And the clouds gazed sidelong, going elsewhere,
The heath-grass, fidgeting in its fever,
Took idiot notice of you. And the stone,
Reaching to touch your hand, found you real
And warm, and lucent, like that earlier one.
Plath cast herself as Emily Brontë, or Cathy, and saw Hughes as her own stubborn, untamable Heathcliff. This was a story that ended badly, with Hughes deserting Plath, and Plath committing suicide in the bitter British winter of 1963, a warning, maybe, about what literature and love can do.
A new film version of "Wuthering Heights," the 15th, recently aired in Britain. Here in the United States, Penguin Classics has just put out a "couture classic" with French flaps and a lovely jacket by the fashion illustrator Ruben Toledo. HarperCollins, meanwhile, has issued new editions of the book with broody "Twilight"-inspired covers, because the characters read and talk about "Wuthering Heights" in the Stephanie Meyer series.

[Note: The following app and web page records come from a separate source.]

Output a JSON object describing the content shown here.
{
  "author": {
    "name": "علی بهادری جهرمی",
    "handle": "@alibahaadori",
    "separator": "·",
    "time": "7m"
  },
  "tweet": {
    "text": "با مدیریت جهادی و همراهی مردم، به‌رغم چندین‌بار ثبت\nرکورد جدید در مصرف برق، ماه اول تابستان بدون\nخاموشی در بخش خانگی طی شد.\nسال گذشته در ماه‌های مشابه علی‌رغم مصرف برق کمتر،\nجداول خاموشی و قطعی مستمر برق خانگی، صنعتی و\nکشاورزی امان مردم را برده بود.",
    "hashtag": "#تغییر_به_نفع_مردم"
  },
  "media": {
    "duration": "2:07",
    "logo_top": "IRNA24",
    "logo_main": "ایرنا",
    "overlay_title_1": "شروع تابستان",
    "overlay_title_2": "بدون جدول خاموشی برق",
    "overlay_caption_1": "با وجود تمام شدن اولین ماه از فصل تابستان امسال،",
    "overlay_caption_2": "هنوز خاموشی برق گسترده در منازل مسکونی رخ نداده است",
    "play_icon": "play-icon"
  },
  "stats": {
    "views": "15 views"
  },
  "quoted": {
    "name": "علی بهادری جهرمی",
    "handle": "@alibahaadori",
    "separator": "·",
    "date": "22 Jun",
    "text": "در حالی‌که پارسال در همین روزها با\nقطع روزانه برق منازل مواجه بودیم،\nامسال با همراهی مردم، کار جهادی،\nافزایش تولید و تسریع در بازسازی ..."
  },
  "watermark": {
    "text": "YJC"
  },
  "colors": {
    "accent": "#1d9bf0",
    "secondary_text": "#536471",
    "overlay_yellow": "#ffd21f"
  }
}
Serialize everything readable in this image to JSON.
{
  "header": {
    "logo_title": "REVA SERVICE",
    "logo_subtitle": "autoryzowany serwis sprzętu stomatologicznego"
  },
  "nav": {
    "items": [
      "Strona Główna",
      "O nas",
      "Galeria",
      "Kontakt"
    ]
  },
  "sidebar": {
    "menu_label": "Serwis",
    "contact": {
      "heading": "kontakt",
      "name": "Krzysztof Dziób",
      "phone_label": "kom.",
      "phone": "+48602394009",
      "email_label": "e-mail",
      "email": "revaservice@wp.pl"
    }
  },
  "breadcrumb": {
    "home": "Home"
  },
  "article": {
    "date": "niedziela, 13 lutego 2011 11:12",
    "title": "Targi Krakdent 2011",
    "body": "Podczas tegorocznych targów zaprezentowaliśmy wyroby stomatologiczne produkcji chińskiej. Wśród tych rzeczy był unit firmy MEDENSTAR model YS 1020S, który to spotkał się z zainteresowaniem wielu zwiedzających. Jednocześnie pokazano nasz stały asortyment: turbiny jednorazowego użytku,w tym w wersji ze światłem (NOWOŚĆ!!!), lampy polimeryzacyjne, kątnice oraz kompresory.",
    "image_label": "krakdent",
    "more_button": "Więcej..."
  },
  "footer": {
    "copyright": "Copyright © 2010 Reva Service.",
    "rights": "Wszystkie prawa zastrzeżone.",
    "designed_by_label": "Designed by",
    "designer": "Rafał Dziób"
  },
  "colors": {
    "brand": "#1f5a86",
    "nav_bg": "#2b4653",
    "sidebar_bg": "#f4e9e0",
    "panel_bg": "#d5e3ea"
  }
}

"Wuthering Heights" is a classic that seems infinitely porous, waiting to be rediscovered and repackaged infinitely. "Love Never Dies" runs the tag line on the HarperCollins edition. Really, the book should come with flashing health alerts.
On a personal note: I was born in West Yorkshire, on one side of the Brontë moor, and I spent my teenage years living in a house just on the other side. I first read "Wuthering Heights" when I was 13 and, every couple of years ever since, I have re-subjected myself to its undiminished beauties and oddities and cruelties. Guns go bang, puppies are slaughtered and weak lungs burst, as Emily Brontë's did soon after she finished the writing. "Wuthering Heights" has realism, and tries to tell us that it is only by daylight and reason that love can survive.
But it is the sickly fevered radiance of the remembered Heathcliff-Cathy story line that threatens to whiten our bones. We long for such passion, and gain it at our peril.
Rayner is the author, most recently, of "A Bright and Guilty Place: Murder, Corruption and L.A.'s Scandalous Coming of Age." Paperback Writers appears monthly at latimes.com/books.